I’m still a performer so I try to practice and vocalize daily. I’m currently learning a new chamber work for countertenor, viola, and piano that will be premiered in Boston in February. I’m also a doctoral student at Boston University. I have completed my coursework but still have a final qualifying examination and dissertation to complete, so there is quite a bit of reading and writing going on at the moment. My husband and I purchased a 117-year-old home last year, so a great amount of time has been spent working on the inside and outside. I have a love-hate relationship with gardening and renovating spaces. The rest of the time is spent loving on our two dogs: Russell (Whippet/Italian Greyhound mix) and Tucker (Italian Greyhound). And, no, they are not named after streets here in St. Louis.

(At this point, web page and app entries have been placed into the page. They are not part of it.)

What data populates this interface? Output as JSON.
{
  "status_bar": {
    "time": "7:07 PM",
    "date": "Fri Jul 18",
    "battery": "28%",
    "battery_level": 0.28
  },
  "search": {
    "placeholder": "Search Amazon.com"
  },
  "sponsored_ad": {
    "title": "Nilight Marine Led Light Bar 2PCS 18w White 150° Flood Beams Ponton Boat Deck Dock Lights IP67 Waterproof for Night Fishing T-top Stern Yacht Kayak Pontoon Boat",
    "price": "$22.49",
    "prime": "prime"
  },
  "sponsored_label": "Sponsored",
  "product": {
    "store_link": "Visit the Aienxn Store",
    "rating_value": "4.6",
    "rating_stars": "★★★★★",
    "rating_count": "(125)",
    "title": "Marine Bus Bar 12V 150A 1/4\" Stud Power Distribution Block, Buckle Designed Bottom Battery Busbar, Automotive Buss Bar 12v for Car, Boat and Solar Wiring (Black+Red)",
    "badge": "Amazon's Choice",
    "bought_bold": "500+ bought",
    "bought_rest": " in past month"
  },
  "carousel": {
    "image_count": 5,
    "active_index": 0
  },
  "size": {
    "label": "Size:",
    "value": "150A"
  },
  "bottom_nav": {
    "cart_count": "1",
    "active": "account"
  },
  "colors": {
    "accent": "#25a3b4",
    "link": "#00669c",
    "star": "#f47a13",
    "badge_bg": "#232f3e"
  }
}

What are some of your favorite spots in St. Louis? 

I haven’t explored St. Louis as much as I would have liked to since officially moving here one and a half years ago but some of my favorite restaurants include Olive + Oak, Juniper, Polite Society, SweetArt, and a host of restaurants on South Grand Blvd. On the weekends, you’ll probably catch me ordering coffee and a bagel from Kitchen House Coffee or walking through the farmer’s market in Tower Grove Park when the weather is nice. And as someone who likes to drink wine from time to time—my motto is Cabernet any day—33 Wine Shop & Bar is a place where I usually meet up with friends.

What are you looking forward to most this coming season?  

Returning to a normal season! I’m excited to see and hear all the wonderful artists, directors, and designers in their element creating art! Being able to witness the journey of each show from its beginning to the end will undoubtedly be the highlight of my year.